Constructed of knotty alder, the legs are mortised and tenoned into the seat and held with wedges, all construction is glued with hide glue. It is finished with Moses T’s St. John’s Oil.
Here are the gears and pawls, I will drill, countersink and install a stand off washer of leather. The gears have to be timed or clocked so they match up on both sides, I will mark them so they can be installed in the proper position when set up.
The gears come off for storage, so it is important they go back on the the proper position. Need to make arrangements for the cloth to be tacked on both axles and it is ready for delivery.
If anyone is in need of a traditional wooden quilting frame, please let me know.
Sure you have heard of dovetail chisels, how about a fish tail chisel? I became aware of this tool when I was an apprentice. I had asked my master about the large European hinges I had seen on old armoires and other large cabinet work. He said that they were called ‘fiche eisen’ or fish iron not for the hinge but for the tool to make the hinge.
On my recent visit to New Orleans and the Historic New Orleans Collection I saw many examples of this hinge and the reason for the name ‘fiche’ was that it was French for pin. I then related my story about the name of the hinge and it was well received.
This type of chisel makes the long narrow mortises necessary to install this type of hinge. Once it is secured in the mortise it is held nails or screws. When using this type of chisel, frequently the inside backs of the case would have blow out where the chisel emerged. This damage doesn’t show [not on the money side] and is evident when you examine a number of old pieces.
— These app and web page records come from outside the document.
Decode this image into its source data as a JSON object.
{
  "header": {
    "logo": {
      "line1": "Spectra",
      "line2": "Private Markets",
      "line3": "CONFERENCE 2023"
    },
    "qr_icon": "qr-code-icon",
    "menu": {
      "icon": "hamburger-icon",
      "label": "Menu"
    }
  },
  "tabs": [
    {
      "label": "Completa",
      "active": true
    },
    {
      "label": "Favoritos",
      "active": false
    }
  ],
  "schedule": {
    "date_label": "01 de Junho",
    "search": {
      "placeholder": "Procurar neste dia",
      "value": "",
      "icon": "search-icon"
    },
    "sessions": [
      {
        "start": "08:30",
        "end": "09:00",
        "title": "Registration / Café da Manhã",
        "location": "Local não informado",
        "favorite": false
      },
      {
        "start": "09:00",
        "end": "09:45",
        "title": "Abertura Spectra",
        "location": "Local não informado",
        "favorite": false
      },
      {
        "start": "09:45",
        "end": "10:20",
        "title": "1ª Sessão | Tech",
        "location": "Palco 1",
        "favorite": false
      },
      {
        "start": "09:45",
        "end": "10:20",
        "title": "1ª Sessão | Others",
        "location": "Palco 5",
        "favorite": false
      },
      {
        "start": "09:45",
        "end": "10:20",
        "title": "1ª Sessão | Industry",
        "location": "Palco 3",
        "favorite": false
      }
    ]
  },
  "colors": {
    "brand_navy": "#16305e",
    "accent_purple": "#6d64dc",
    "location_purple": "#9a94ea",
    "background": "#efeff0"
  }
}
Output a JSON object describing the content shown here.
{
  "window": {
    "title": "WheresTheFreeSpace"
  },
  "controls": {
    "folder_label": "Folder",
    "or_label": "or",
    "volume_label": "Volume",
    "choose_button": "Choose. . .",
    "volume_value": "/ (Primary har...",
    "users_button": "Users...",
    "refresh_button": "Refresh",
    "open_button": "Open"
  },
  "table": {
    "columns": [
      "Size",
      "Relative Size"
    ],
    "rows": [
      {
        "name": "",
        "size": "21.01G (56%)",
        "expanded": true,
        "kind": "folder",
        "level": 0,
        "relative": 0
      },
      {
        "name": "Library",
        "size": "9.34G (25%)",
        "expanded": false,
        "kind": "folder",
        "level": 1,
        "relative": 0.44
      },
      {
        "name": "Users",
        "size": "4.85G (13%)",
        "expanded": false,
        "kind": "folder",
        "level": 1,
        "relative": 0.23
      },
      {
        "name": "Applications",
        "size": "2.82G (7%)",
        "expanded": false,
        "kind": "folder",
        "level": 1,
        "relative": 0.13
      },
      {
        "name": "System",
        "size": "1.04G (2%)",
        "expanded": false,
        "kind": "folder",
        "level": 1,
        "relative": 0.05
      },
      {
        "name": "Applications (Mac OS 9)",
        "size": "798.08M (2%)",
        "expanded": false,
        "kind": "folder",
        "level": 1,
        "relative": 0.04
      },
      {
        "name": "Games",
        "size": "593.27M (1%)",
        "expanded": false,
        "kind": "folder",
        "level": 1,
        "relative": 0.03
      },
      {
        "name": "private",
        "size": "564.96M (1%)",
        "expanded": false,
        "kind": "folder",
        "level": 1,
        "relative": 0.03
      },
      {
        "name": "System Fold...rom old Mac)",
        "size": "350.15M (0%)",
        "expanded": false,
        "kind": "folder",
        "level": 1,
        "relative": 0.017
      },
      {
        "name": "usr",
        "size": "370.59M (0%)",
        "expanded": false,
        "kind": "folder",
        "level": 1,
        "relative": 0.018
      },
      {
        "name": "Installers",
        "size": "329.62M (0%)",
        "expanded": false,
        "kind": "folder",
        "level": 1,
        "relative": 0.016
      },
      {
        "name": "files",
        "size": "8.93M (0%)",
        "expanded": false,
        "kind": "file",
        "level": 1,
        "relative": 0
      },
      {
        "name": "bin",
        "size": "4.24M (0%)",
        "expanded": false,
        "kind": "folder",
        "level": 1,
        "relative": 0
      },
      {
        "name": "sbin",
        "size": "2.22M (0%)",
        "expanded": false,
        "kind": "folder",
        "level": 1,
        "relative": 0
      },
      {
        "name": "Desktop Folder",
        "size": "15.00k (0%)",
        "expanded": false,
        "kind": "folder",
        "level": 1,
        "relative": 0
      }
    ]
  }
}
The chisel would be pounded straight into the work and the waste is forced to the middle. Small pilot holes were sometimes drilled to give relief for the chips. A slight wiggle of the chisel and another blow with the hammer and it continues to cut the narrow mortise hole for the hinge leaf. For longer mortises, the chisel would be positioned to cut any length mortise for larger leafs on the hinge.
A long day today but I finished the Roubo Workbench, I have yet to put a ‘finish’ on the bench tomorrow, Moses T’s St. John’s Oil, a coat or two. I finished the dovetailed drawer, half blind on the front and through on the back, in pine. The bottom is a single piece of maple, feathered on the edges and inserted in the groove on the sides and front.
As I said before all of my material was to dimension before I started, hence the speed with which I finished this project. All joints, dovetail mortise and tenon were glued with Fish Glue. Here is a picture of all of the parts for this project.
Grueling work, big pieces and I had to bend over a lot. But I am happy to get the job done. I will now put it up for sale. Here is the finished bench.